So.  Today I went with my wife to Lyndon Acres in Burleson, Texas.  She stables her horse there, and was in the mood for a ride.  I set up my studio under the trees and poured watercolor all over the top two corners to enrich the dark greens of the foliage, being careful to apply plenty of masking fluid before the pouring.  After I got it home this evening, I peeled off all the masking fluid, picked up the brush, and restored the feathery foliage to the dark green areas.

My last step tonight, before posting this and heading to bed, was to pour deep plum colors all over the lower right corner (after applying plenty of masking fluid).  I have sprinkled heavy quantities of salt into the drying pigment, and I’ll find out in the morning how that worked out (I like what it did to the lower left corner lavender wash).

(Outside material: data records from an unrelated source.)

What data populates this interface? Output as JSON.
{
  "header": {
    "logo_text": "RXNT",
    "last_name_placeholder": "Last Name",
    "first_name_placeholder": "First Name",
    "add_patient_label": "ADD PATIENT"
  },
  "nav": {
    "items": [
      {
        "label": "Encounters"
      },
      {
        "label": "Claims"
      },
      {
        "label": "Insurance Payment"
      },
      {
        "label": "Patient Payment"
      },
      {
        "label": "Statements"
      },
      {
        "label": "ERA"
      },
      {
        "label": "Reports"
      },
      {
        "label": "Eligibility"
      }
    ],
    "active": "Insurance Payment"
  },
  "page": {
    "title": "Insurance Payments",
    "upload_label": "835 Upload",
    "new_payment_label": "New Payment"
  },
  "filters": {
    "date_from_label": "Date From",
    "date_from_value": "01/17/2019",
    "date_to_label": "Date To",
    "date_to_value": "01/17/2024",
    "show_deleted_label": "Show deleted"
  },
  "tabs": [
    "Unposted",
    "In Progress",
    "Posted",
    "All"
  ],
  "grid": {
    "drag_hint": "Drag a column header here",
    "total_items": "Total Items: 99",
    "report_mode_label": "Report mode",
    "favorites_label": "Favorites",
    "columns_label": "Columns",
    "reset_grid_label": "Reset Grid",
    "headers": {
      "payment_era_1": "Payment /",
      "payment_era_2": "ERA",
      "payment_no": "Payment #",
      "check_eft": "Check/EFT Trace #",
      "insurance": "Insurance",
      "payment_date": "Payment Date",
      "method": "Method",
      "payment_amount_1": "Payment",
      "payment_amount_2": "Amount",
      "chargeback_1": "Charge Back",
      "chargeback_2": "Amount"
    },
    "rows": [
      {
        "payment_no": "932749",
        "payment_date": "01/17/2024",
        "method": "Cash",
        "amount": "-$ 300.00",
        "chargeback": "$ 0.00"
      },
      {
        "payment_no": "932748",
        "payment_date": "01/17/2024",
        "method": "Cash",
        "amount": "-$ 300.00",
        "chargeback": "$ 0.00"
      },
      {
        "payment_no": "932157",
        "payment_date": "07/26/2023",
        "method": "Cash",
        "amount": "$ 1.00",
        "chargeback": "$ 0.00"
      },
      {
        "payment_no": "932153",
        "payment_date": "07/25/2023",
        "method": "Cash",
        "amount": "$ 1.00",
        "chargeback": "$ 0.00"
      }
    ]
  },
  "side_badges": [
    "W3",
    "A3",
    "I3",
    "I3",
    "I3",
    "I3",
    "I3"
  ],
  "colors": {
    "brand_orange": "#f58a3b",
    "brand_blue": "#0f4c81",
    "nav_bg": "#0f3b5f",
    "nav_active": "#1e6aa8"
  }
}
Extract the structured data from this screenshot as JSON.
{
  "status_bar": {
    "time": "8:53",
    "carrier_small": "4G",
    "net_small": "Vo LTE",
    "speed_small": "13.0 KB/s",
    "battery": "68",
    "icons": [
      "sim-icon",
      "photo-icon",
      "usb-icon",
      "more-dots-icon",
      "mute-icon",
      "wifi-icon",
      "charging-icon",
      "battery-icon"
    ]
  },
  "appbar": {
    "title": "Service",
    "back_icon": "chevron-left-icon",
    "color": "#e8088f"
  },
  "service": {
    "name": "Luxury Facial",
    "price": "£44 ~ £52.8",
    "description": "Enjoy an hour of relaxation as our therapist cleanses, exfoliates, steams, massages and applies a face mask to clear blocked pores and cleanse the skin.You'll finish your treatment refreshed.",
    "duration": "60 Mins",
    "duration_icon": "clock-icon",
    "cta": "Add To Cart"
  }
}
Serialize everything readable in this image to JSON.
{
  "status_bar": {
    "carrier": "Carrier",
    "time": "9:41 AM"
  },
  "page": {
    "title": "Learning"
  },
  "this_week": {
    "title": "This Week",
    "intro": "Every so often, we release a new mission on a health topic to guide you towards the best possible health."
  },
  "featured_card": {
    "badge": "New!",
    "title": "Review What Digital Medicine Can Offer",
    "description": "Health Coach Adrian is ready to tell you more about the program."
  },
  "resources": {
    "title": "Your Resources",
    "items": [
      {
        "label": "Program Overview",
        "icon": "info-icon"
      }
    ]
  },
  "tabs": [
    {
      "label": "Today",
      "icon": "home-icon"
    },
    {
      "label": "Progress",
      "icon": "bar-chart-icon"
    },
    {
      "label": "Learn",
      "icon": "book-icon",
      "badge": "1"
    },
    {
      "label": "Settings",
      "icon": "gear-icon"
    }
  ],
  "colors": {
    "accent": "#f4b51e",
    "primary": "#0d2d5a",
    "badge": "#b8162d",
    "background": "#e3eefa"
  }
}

Anyway . . . thank you for reading, and I hope you’re getting as much fun out of this as I am.  I think I could be just a few days away from finishing it (if I don’t get interrupted.  Arrrgh!  The daily life cycle of a schoolteacher).

Bring on the Hounds, January 31, 2010

January 31, 2010

Bring on the Hounds

Well . . . this is the first time I’ve attempted to watercolor hounds, and I must say it’s giving me quite a challenge.  I spend more time staring at the photographs than painting.  The foreshortening is always a problem for me, but more than that, the trick of making predominantly white hounds emerge from a sunwashed dusty trail often leaves me scratching my head.  I am enjoying the challenge, and hope all will end well.  I have considerable time invested in this experiment, and it has plenty of firsts–my first attempt at pouring watercolor pigment onto the damp paper, my first attempt to paint equestrians, my first attempt at hounds–I guess this entire painting is a first attempt!

Jennifer in the Hunt, January 24, 2010

January 24, 2010

Jennifer in the Hunt

What a spectacular day to be outside for painting.  Lynda Lewis makes me feel welcome painting under the trees at Lyndon Acres in Burleson while my wife rides.  This painting I started before Christmas, but then got cold feet and let it lay dormant a few weeks (however, it continued to compost in my mind).  I’m completely out of my comfort zone here.  I’m pouring watercolors for the first time in my life, and painting with a limited palette of pure pigments instead of earth tones.  I have very limited experience in painting horses (about 4-5 watercolor sketches in my entire life) and have never painted hounds (which will eventually materialize in the foreground).  The colors are brighter than I am used to, but I’m enjoying the blaze before my eyes.  I’m spending much more time studying the photographs given to me by Jennifer Stewart (who created and maintains my website), beautiful photos taken by her husband.  I appreciate so much her contribution to this new adventure, and am looking forward to seeing where it will take me.  I still have a long way to go before I can get closure on this one, but at least I’m having fun.

My Studio under the Trees, January 18, 2010

January 18, 2010

Fox Hunt

I’m hesitant to post a work-in-progress, especially if the content is unrecognizable.  Nevertheless, I wish to keep the blog active by posting at least once a day.  And this present work finds me in unfamiliar waters.  It is a poured watercolor, the first one I have ever tried.  Almost no brushwork is present, as instead I have spritzed the paper with a spray water bottle after masking certain areas, and then have poured watercolors straight out of a bowl, then working with tissue paper, additional spritzes, and tilting the page around to move the pigments all over the page.

The subject is a fox hunt, though the viewer probably cannot make out the ghostly traces of several equestrians following a pack of hounds.  I think this work shows potential.

It was a beautiful day in Texas, with temperatures in the high 60’s and the sun bright all day.  I spent the afternoon at Lyndon Acres in Burleson, where my wife stables her horse and spent some quality time today riding.  I set up my
“studio under the trees” and had a fabulous time experimenting with this new technique (new for me, anyway).